Part I: What is performance?

Towards quantifying the userexperience

When you ask a DBA to look at the performance, he or she will nearly always look at the technical metrics, such as CPU consumption, IO, locking and blocking, waitstats and the like. During an incident he or she will check these metrics for trend deviations, componentstress or unusual waits. And when a corresponding fix is found the DBA often asks the enduser if the problem is gone. Why would that be? Doesn’t the DBA know the enduserexperience? If the DBA doesn’t know this, how can an assesment be made of the proposed fix? It seems that the DBA view is missing something – and that is the performance situation as the enduser is experiencing it.

In this serie, I will show you how I measure performance and explain several use cases of such performance measurement. I’ll start out with an oversimplified example and will adress the added complexities in subsequent posts.

Measuring performance – what is its metric?

Performance consist of only 2 elements: the workload and the corresponding runtime, also called duration, elapsed time or execution time depending of the RDMS-vendor terminology. I’ll use ‘execution time’ in this blogpostserie.

A database has a heterogeneous workload, so a table called a Workload Table is created:

a Workload table

In the above example there are 10 different workloads. Think of reports that an enduser requests. Or it could also be transactions or batches that are started. We’ll name them here A to J. Next column is the frequency, or number of times these reports ran during a business cycle. A businesscycle is usually a month, but you can choose also a week, if that suits your business workload better.

The third column is the cumulative executiontime of the report. So in this simplified example Report A ran 2000 times with a grant total of 43266 minutes. In the last column there is a percentage of the execution time. Let’s order this table by Execution Time and add a pie-chart of the percentages:

So can we see here that the overwhelming majority of the time is spend on just 3 reports. Note that there is no clue if these reports run efficiently or not – what you see here is a pure ‘time-writing for computers’.

Here we can see the difference with a DBA who checks if there are inefficiencies in the database and tries to improve them. That DBA may end up fixing a CPU intensive query – but how big a slice of cake are you attacking?

With the workloadtable you can see how much gain you theoretically can have.
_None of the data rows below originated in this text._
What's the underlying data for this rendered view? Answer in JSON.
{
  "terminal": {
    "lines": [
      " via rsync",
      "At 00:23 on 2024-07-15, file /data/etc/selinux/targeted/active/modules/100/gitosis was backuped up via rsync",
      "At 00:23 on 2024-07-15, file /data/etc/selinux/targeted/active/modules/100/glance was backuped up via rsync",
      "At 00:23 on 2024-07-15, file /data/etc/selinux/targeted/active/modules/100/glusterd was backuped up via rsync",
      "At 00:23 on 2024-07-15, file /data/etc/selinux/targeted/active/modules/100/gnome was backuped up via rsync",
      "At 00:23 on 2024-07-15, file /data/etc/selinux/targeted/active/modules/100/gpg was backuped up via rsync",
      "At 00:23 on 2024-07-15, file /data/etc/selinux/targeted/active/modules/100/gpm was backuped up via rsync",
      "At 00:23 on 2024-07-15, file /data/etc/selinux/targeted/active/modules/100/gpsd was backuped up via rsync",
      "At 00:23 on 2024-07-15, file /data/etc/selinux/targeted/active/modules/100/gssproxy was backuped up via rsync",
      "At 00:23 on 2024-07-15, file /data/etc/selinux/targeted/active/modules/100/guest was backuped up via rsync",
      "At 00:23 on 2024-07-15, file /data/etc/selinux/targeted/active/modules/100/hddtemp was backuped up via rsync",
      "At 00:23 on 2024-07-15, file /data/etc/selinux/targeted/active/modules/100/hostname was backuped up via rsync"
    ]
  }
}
And if you compare the before-the-fix and after-the-fix workload tables, you can tell how much percent impact your tuning has had. There are more uses of this workload table. I once made an estimation in an upgrade scenario: with the workloadtable in hand, I showed that most of the time was in 3 SQL statements. All I did was to check the resource consumption of these 3 statements on the new system (they were the same) and I had a back-of-the-envelope estimation of 80% of the workload.

The aggregate value: Total Execution Time
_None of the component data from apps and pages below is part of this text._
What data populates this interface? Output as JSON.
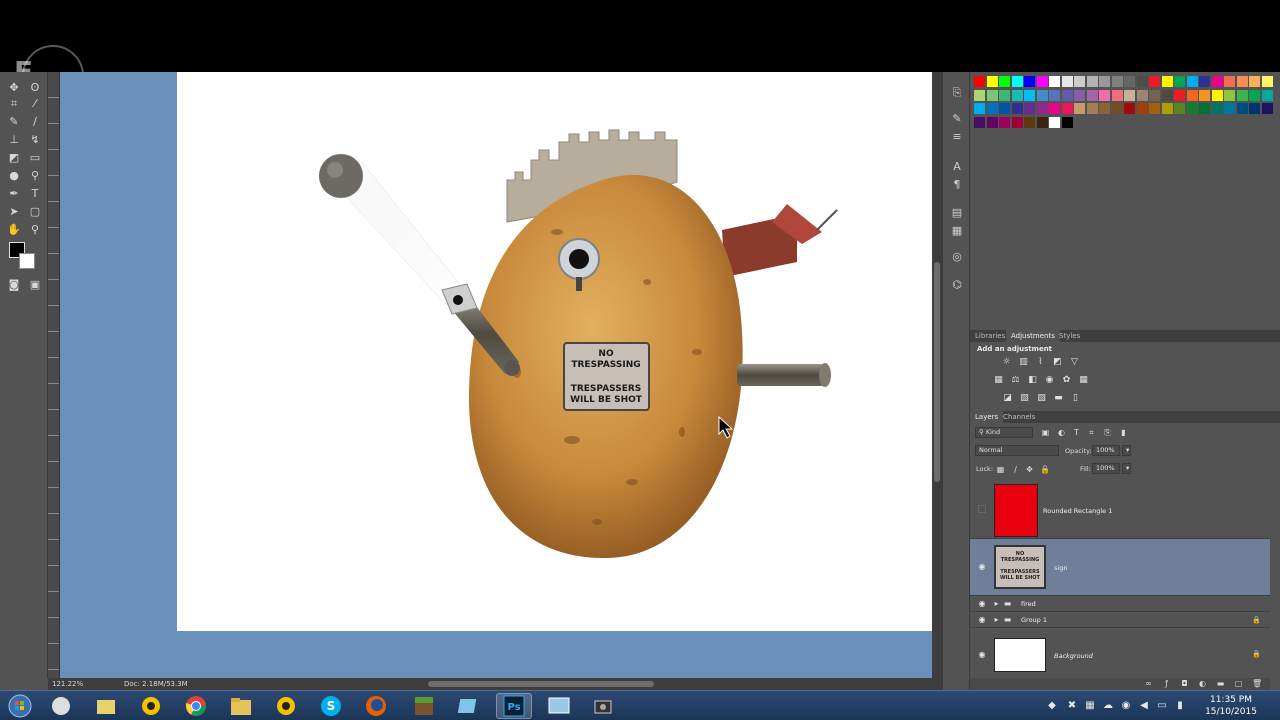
{
  "logo": {
    "text": "F"
  },
  "status": {
    "zoom": "121.22%",
    "doc": "Doc: 2.18M/53.3M"
  },
  "artwork": {
    "sign_line1": "NO",
    "sign_line2": "TRESPASSING",
    "sign_line3": "TRESPASSERS",
    "sign_line4": "WILL BE SHOT"
  },
  "panels": {
    "tabs_top": [
      "Libraries",
      "Adjustments",
      "Styles"
    ],
    "adjustments_title": "Add an adjustment",
    "tabs_layers": [
      "Layers",
      "Channels"
    ],
    "kind_label": "Kind",
    "blend_mode": "Normal",
    "opacity_label": "Opacity:",
    "opacity_value": "100%",
    "lock_label": "Lock:",
    "fill_label": "Fill:",
    "fill_value": "100%"
  },
  "layers": [
    {
      "name": "Rounded Rectangle 1",
      "visible": false,
      "selected": false,
      "thumb_color": "#e8000e"
    },
    {
      "name": "sign",
      "visible": true,
      "selected": true
    },
    {
      "name": "fired",
      "visible": true,
      "selected": false,
      "type": "group"
    },
    {
      "name": "Group 1",
      "visible": true,
      "selected": false,
      "type": "group",
      "locked": true
    },
    {
      "name": "Background",
      "visible": true,
      "selected": false,
      "locked": true,
      "thumb_color": "#ffffff"
    }
  ],
  "clock": {
    "time": "11:35 PM",
    "date": "15/10/2015"
  },
  "colors": {
    "canvas_bg": "#6a8fb9",
    "panel": "#535353",
    "selected_layer": "#6f7f9a"
  }
}
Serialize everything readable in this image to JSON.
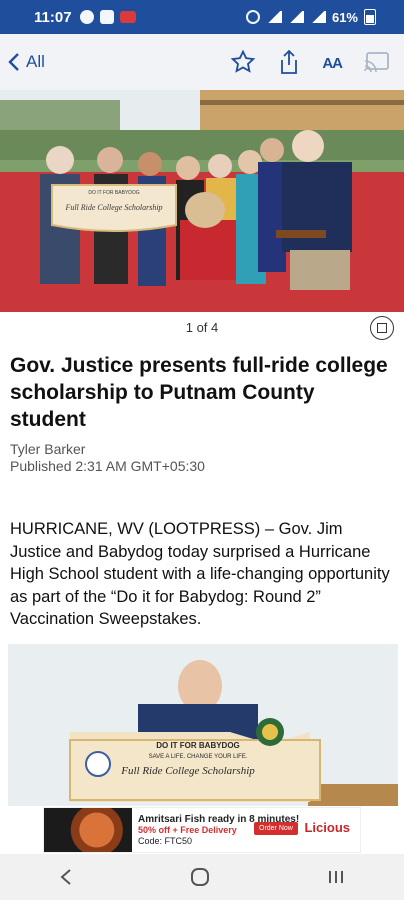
{
  "status": {
    "time": "11:07",
    "battery": "61%"
  },
  "nav": {
    "back_label": "All",
    "actions": [
      "star-icon",
      "share-icon",
      "text-size-icon",
      "cast-icon"
    ],
    "text_size_label": "AA"
  },
  "gallery": {
    "counter": "1 of 4"
  },
  "article": {
    "headline": "Gov. Justice presents full-ride college scholarship to Putnam County student",
    "author": "Tyler Barker",
    "published": "Published 2:31 AM GMT+05:30",
    "body": "HURRICANE, WV (LOOTPRESS) – Gov. Jim Justice and Babydog today surprised a Hurricane High School student with a life-changing opportunity as part of the “Do it for Babydog: Round 2” Vaccination Sweepstakes."
  },
  "photo2": {
    "sign_top": "DO IT FOR BABYDOG",
    "sign_sub": "SAVE A LIFE. CHANGE YOUR LIFE.",
    "sign_main": "Full Ride College Scholarship"
  },
  "hero": {
    "sign_text": "Full Ride College Scholarship",
    "sign_top": "DO IT FOR BABYDOG"
  },
  "ad": {
    "headline": "Amritsari Fish ready in 8 minutes!",
    "offer": "50% off + Free Delivery",
    "code": "Code: FTC50",
    "button": "Order Now",
    "brand": "Licious"
  },
  "colors": {
    "status_bar": "#1f4f9c",
    "accent": "#1f4f9c"
  }
}
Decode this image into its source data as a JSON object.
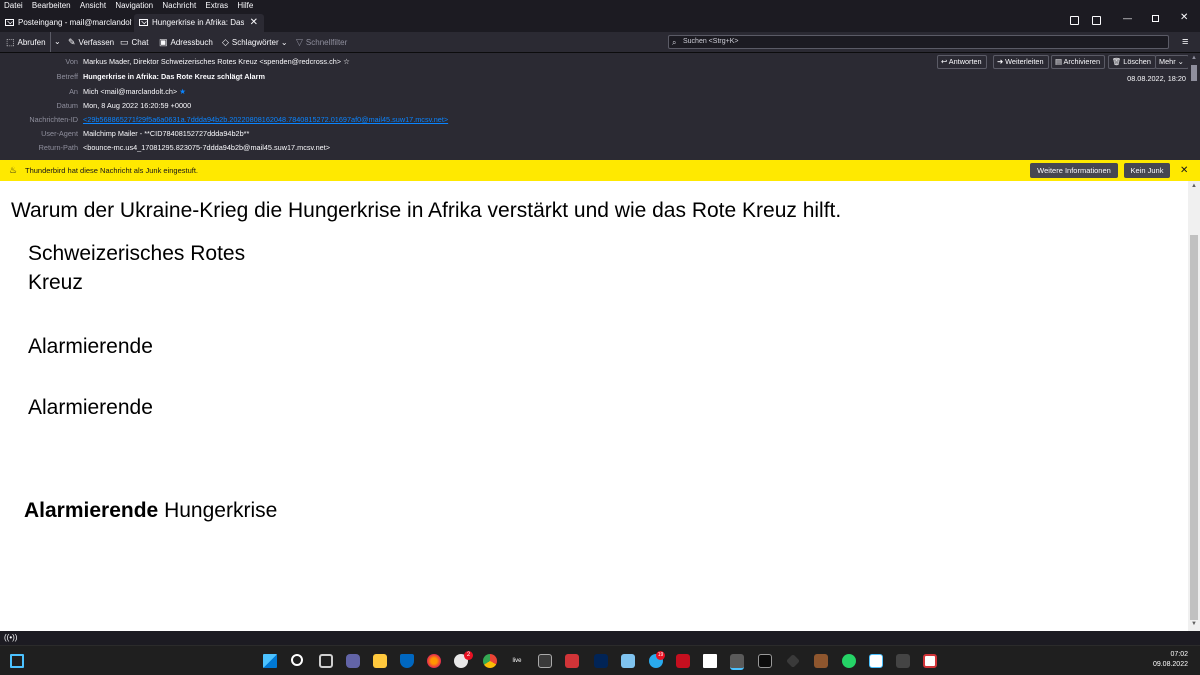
{
  "menubar": {
    "items": [
      "Datei",
      "Bearbeiten",
      "Ansicht",
      "Navigation",
      "Nachricht",
      "Extras",
      "Hilfe"
    ]
  },
  "tabs": [
    {
      "label": "Posteingang - mail@marclandolt.ch"
    },
    {
      "label": "Hungerkrise in Afrika: Das Rote Kreuz schlägt Alarm"
    }
  ],
  "toolbar": {
    "fetch": "Abrufen",
    "compose": "Verfassen",
    "chat": "Chat",
    "addressbook": "Adressbuch",
    "tags": "Schlagwörter",
    "quickfilter": "Schnellfilter",
    "search_placeholder": "Suchen <Strg+K>"
  },
  "header": {
    "from_label": "Von",
    "from_value": "Markus Mader, Direktor Schweizerisches Rotes Kreuz <spenden@redcross.ch> ☆",
    "subject_label": "Betreff",
    "subject_value": "Hungerkrise in Afrika: Das Rote Kreuz schlägt Alarm",
    "to_label": "An",
    "to_value": "Mich <mail@marclandolt.ch>",
    "date_label": "Datum",
    "date_value": "Mon, 8 Aug 2022 16:20:59 +0000",
    "msgid_label": "Nachrichten-ID",
    "msgid_value": "<29b568865271f29f5a6a0631a.7ddda94b2b.20220808162048.7840815272.01697af0@mail45.suw17.mcsv.net>",
    "useragent_label": "User-Agent",
    "useragent_value": "Mailchimp Mailer - **CID78408152727ddda94b2b**",
    "returnpath_label": "Return-Path",
    "returnpath_value": "<bounce-mc.us4_17081295.823075-7ddda94b2b@mail45.suw17.mcsv.net>",
    "date_short": "08.08.2022, 18:20",
    "buttons": {
      "reply": "Antworten",
      "forward": "Weiterleiten",
      "archive": "Archivieren",
      "delete": "Löschen",
      "more": "Mehr"
    }
  },
  "junkbar": {
    "message": "Thunderbird hat diese Nachricht als Junk eingestuft.",
    "info_button": "Weitere Informationen",
    "notjunk_button": "Kein Junk"
  },
  "body": {
    "headline": "Warum der Ukraine-Krieg die Hungerkrise in Afrika verstärkt und wie das Rote Kreuz hilft.",
    "logo_line1": "Schweizerisches Rotes",
    "logo_line2": "Kreuz",
    "alt1": "Alarmierende",
    "alt2": "Alarmierende",
    "title_bold": "Alarmierende",
    "title_rest": " Hungerkrise"
  },
  "taskbar": {
    "time": "07:02",
    "date": "09.08.2022",
    "badge_mail": "2",
    "badge_telegram": "19"
  },
  "colors": {
    "accent": "#0a84ff",
    "junk_bar": "#ffe900",
    "dark_bg": "#1c1b22",
    "panel_bg": "#2b2a33"
  }
}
If in the workload table you add up all the executiontimes, you will get the Total Execution Time (TET) for that business cycle. This is a handy aggregate value for trendwatching, much like economists publish the Gross Domestic Product aggregate. I once had done a tuningjob and made the following trendgraph of this Total Execution Time.

Time in hours per month

The workload was about the same every month, so the TET time is a good indicator of the tuningsresults. From 1235 hours per month to around 400, I therefor claimed to have tripled the performance of this database.

The above graph was from a geospatial database, which is characterised by lots of small snappy SQL statements and lots of resource overhead. I was able to show this upward trend. Not because the system was slower, but because more work was added to it. Yes, nobody complained or was concerned about the performance, but I calculated from the resource consumption of the main SQL statements that in 6 month the system would come to a halt if the current trend would continue. So this workload table helped me to proactively avoid a problem.

Performance incident at the yellow bar

In this next example I use my method during a performance incident. I marked the time of the incident with the yellow bar: the graph doesn’t show a large peak, but instead goes flatline. This meant that no work entered the database as there was a bottleneck on the applicationserver. This took the database out of the equation with one single graph. A graph that everybody can understand.

Wrapping it up

Trendwatching for performance can be done by creating workloadtables based on executiontimes and aggregated these values. As we are now introduced with the basic terminology, we can now have a look at the way this method can help us with a performance problem.